h = h + ( mu * conj(e(n))*xn_shifts );
hn = hn + ( lambda * conj(en(n))*xn_shifts) ./ ( (xn_shifts)' * (xn_shifts ) );
J(n)=abs(e(n));
Jn(n) = abs(en(n));
average_J(n)=average_J(n)+J(n);
average_Jn(n)=average_Jn(n)+Jn(n);
end
average_J=average_J/P;
average_Jn=average_Jn/P;
subplot(3,3,1)
cplot(f_out)
title('Filter Output')
subplot(3,3,2)
stem(h)
% axis([2 2 1 1])
title('Adaptive Filter Impulse Response Coefficients (Real Component)')
xlabel('n')
subplot(3,3,3)
stem(c)
% axis([2 2 1 1])
title('Channel Impulse Response Coefficients')
xlabel('n')
subplot(3,3,4)
cplot(xn)
axis([35,35,35,35])
title('Channel with Noise')
subplot(3,3,5)
cplot(e)
title('Error (complex)')
subplot(3,3,6)
cplot(channel_out)
axis([35,35,35,35])
title('All Data through channel')

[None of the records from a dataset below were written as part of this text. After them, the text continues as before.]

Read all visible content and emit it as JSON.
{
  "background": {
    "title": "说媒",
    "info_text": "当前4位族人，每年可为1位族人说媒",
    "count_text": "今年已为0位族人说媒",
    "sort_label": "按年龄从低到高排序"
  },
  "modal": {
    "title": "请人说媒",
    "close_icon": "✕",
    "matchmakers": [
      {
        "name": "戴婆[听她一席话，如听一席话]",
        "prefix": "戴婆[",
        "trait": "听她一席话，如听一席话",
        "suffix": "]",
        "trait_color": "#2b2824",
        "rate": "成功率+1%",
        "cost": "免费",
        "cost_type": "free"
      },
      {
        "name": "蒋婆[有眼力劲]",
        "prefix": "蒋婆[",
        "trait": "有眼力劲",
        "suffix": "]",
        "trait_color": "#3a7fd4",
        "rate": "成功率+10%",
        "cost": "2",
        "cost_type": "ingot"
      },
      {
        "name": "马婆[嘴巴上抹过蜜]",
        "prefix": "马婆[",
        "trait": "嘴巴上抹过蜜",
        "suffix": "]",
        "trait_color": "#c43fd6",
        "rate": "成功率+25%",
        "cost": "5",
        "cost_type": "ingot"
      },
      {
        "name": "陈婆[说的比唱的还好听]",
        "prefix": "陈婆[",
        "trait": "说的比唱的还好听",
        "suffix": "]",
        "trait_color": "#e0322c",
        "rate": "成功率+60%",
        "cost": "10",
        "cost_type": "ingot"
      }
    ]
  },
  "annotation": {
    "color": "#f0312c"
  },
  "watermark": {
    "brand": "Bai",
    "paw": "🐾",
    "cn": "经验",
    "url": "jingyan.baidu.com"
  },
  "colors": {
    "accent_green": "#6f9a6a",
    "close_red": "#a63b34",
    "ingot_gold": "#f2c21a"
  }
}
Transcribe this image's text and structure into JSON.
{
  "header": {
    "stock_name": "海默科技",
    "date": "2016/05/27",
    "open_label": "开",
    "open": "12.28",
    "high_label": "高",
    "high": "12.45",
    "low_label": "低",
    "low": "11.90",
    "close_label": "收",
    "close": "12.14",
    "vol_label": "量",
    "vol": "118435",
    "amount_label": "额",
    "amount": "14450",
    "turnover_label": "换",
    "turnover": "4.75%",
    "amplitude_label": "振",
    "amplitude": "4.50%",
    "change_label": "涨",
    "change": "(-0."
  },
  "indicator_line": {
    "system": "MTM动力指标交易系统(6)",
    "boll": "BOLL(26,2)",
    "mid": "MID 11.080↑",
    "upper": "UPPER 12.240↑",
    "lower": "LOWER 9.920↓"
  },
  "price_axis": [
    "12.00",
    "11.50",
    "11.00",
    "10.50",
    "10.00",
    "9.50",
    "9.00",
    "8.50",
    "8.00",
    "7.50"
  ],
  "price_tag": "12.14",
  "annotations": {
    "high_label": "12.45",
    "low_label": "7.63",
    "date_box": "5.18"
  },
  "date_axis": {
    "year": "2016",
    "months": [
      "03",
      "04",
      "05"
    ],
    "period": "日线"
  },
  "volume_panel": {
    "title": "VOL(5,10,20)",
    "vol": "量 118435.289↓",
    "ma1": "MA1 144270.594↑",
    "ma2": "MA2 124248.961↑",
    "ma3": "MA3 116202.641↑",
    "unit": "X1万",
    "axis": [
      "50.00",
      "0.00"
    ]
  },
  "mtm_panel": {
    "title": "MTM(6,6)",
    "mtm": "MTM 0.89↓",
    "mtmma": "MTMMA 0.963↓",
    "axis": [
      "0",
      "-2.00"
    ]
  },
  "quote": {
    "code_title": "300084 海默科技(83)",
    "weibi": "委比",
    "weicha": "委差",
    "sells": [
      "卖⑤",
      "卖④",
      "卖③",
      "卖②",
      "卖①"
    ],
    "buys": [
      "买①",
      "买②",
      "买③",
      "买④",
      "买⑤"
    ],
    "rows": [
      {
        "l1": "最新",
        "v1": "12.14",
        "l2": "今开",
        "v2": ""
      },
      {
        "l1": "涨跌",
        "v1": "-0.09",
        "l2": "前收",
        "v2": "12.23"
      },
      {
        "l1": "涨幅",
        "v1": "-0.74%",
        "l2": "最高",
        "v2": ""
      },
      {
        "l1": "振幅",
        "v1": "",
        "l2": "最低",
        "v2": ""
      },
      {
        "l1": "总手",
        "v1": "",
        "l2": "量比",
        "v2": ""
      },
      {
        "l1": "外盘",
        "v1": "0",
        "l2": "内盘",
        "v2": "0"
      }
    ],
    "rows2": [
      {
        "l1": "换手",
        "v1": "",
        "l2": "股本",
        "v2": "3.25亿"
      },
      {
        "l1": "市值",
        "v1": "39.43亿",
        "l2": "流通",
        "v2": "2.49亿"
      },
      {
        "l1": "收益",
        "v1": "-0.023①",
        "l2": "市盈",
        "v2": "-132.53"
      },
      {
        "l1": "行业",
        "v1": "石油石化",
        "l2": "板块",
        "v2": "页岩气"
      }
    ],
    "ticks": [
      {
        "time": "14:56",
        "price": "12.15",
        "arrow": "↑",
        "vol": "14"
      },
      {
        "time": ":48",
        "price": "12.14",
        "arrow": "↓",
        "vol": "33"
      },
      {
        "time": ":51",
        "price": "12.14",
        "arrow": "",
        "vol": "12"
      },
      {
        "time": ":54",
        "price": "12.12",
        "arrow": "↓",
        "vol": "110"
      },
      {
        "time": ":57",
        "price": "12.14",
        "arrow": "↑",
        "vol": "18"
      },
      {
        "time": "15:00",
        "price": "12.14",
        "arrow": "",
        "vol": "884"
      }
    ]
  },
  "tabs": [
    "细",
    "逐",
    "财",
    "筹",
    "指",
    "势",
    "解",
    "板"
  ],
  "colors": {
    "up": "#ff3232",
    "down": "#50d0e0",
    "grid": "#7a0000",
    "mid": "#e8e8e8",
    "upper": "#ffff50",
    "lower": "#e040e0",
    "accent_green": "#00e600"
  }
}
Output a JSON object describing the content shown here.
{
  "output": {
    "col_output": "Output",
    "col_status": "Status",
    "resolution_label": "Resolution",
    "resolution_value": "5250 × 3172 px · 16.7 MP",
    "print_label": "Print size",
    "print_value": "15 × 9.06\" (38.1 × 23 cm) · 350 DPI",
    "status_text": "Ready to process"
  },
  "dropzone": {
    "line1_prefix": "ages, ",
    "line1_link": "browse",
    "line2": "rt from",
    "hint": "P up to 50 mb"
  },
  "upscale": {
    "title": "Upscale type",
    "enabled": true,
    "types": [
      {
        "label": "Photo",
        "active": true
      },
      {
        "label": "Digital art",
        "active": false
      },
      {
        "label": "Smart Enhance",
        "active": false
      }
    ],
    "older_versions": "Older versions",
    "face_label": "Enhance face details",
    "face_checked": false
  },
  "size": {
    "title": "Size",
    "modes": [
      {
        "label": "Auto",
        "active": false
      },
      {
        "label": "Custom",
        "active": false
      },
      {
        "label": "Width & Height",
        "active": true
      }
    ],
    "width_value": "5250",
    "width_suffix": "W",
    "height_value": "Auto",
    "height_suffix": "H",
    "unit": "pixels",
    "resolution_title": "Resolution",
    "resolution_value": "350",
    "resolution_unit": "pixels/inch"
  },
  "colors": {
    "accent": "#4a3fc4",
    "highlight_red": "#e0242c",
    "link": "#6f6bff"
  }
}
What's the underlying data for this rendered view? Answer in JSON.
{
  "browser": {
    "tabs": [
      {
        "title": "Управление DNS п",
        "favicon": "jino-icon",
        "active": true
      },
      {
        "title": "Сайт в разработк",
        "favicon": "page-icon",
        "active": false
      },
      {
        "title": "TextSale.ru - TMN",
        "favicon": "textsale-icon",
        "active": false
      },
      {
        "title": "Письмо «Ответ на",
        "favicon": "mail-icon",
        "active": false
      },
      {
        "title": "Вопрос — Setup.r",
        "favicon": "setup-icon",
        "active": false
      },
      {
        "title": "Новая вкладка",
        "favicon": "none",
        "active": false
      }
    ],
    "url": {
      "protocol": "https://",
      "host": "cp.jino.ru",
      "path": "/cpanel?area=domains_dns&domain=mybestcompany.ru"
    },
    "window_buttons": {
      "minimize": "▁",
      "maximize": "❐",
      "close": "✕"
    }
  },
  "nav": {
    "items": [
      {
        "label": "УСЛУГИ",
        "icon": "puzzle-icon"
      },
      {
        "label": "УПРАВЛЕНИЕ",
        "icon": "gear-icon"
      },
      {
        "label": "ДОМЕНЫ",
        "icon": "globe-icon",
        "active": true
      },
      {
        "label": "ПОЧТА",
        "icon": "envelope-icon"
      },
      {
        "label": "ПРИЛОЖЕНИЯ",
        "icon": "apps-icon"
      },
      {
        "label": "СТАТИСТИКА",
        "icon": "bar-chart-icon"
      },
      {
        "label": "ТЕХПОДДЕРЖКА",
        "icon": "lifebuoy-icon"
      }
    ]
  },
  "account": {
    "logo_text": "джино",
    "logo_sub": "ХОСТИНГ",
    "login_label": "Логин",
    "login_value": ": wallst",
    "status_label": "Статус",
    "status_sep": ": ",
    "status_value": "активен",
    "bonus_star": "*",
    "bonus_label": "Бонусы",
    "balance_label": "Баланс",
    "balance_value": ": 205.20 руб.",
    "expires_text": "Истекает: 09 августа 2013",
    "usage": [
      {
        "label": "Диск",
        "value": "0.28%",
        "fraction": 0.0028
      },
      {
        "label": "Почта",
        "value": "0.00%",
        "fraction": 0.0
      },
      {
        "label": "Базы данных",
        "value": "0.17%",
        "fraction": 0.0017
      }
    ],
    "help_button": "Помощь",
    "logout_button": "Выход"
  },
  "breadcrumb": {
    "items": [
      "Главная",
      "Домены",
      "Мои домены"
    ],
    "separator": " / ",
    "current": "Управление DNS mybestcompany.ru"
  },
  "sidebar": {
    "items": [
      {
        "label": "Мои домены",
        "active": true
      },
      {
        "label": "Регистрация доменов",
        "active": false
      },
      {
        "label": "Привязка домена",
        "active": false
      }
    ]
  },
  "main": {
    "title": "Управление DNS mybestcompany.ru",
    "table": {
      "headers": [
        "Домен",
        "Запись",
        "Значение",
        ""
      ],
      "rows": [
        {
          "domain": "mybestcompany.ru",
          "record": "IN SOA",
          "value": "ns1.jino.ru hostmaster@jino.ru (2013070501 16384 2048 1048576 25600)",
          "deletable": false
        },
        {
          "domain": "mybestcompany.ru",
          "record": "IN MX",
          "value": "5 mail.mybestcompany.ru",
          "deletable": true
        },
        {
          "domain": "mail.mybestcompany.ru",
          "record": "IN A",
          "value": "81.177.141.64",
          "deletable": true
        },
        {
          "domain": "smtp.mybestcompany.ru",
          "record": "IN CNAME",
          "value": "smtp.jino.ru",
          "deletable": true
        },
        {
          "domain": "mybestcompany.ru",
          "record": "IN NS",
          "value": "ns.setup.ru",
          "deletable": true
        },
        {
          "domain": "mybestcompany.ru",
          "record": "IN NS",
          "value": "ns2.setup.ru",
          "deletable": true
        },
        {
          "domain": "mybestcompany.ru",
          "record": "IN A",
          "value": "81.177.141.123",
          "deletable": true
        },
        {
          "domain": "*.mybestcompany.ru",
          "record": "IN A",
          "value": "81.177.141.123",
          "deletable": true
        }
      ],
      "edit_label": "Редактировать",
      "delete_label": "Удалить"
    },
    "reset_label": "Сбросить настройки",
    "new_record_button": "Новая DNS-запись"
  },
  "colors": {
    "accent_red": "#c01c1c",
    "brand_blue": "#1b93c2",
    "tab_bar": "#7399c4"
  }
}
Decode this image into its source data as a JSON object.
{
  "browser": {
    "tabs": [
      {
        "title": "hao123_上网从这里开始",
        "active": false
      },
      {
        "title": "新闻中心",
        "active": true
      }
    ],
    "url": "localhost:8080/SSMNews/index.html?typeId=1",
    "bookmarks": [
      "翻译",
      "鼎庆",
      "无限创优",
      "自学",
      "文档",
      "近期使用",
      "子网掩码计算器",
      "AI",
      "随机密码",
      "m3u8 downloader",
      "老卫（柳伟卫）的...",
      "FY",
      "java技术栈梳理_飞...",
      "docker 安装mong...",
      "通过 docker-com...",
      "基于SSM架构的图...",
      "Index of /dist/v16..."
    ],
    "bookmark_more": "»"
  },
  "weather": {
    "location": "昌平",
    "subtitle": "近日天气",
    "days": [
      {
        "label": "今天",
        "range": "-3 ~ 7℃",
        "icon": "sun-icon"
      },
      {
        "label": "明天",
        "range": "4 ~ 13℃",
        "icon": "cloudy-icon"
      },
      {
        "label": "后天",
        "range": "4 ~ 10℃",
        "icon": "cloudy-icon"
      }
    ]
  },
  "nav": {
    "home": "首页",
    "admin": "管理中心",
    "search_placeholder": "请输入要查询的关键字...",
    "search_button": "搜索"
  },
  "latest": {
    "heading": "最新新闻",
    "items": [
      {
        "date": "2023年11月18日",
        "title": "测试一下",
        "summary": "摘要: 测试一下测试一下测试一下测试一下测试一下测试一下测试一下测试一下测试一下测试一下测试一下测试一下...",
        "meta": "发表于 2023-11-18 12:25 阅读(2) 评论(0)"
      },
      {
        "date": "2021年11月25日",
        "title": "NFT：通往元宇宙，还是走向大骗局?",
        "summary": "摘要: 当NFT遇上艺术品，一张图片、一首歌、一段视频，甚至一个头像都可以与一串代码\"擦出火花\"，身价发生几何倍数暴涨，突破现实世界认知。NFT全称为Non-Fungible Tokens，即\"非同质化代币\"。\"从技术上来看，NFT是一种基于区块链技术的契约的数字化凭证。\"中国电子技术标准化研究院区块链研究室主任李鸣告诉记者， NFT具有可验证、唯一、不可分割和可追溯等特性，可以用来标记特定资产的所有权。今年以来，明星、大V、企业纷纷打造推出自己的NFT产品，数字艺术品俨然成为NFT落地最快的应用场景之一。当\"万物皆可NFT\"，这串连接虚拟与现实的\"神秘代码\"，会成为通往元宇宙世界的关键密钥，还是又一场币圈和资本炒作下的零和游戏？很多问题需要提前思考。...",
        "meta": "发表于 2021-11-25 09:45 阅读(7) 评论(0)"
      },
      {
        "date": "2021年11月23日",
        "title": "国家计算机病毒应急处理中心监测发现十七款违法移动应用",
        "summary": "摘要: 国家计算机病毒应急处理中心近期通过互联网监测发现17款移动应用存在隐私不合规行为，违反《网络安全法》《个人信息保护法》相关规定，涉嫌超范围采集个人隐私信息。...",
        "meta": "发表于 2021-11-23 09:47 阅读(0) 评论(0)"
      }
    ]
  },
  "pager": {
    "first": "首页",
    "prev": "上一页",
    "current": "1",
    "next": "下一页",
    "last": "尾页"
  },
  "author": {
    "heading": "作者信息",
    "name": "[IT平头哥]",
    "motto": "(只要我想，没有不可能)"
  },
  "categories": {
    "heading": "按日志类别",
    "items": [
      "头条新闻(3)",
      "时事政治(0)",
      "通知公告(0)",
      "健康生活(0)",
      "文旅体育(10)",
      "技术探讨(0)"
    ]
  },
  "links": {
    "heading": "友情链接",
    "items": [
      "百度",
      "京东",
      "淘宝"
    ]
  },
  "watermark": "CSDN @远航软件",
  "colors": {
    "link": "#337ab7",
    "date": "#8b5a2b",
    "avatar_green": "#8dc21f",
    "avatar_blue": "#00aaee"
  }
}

subplot(3,3,7)
cplot(sn)
title('Data Input (QPSK)')
subplot(3,3,[8 9])
drawnow
semilogy(average_J)
hold on
semilogy(average_Jn)
title('Learning curve abs(e(n))')
xlabel('time step n')
legend('LMS', 'Normalized LMS')
hold off
end
end
Data Generation (BPSK) Code
function sn = generate_QPSK_data(sig_noise,numOfData)
for n = 1:numOfData
lookupTable = amplitude_to_qpskSet(sig_noise); %QPSK lookup table using SNR
%generate random digital data
complex_binary = complex(sign(randn(numOfData,1)0.5),sign(randn(numOfData,1)0.5));
%map data to the QPSK lookup table
sn(n,1) = qpsk_mod(complex_binary, lookupTable);
end
%end data generator module!!!!
end
function signal = amplitude_to_qpskSet(SNR)
%returns column vector
%assume noise has unit power
a = ( 10 ^ (SNR/20) ) / sqrt(2);
signal = [complex(a,a), complex(a,a), complex(a,a), complex(a,a)];
end
function output = qpsk_mod(data, qpsk)
for k = 1:size(data)
if angle(data(k)) == angle(complex(1,1))
output = qpsk(1); %first quad
elseif angle(data(k)) == angle(complex(1,1))
output = qpsk(2); %fourth quad
elseif angle(data(k)) == angle(complex(1,1))
output = qpsk(3); %second quad
elseif angle(data(k)) == angle(complex(1,1))
output = qpsk(4); %third quad
else
output = 0;
end
end
output = output.';
end
SPlane Plotting
function cplot(v)
drawnow
% pause(0.00001)
plot(real(v(1:end)),imag(v(1:end)),'x')
axis([18,18,18,18])
end
RESULTS & CONCLUSION
Test Cases
To simulate adaptive equalization, I ran three test cases: a base case, a different channel (complex impulses), and different step sizes. The figures below show the last snapshot of the simulation in their respective order.
Looking at the three figures, what seems to be most effective is step size. One can see the learning curve decrease per time step. Though not shown here, each experiment snapshot demonstrated that the filter output was attempting to cluster at the Data Input constellations.
To conclude, this experiment simulated the adaptive equalizer environment, and with the correct step size, one can recover distorted data by canceling channel and noise effects using LMS.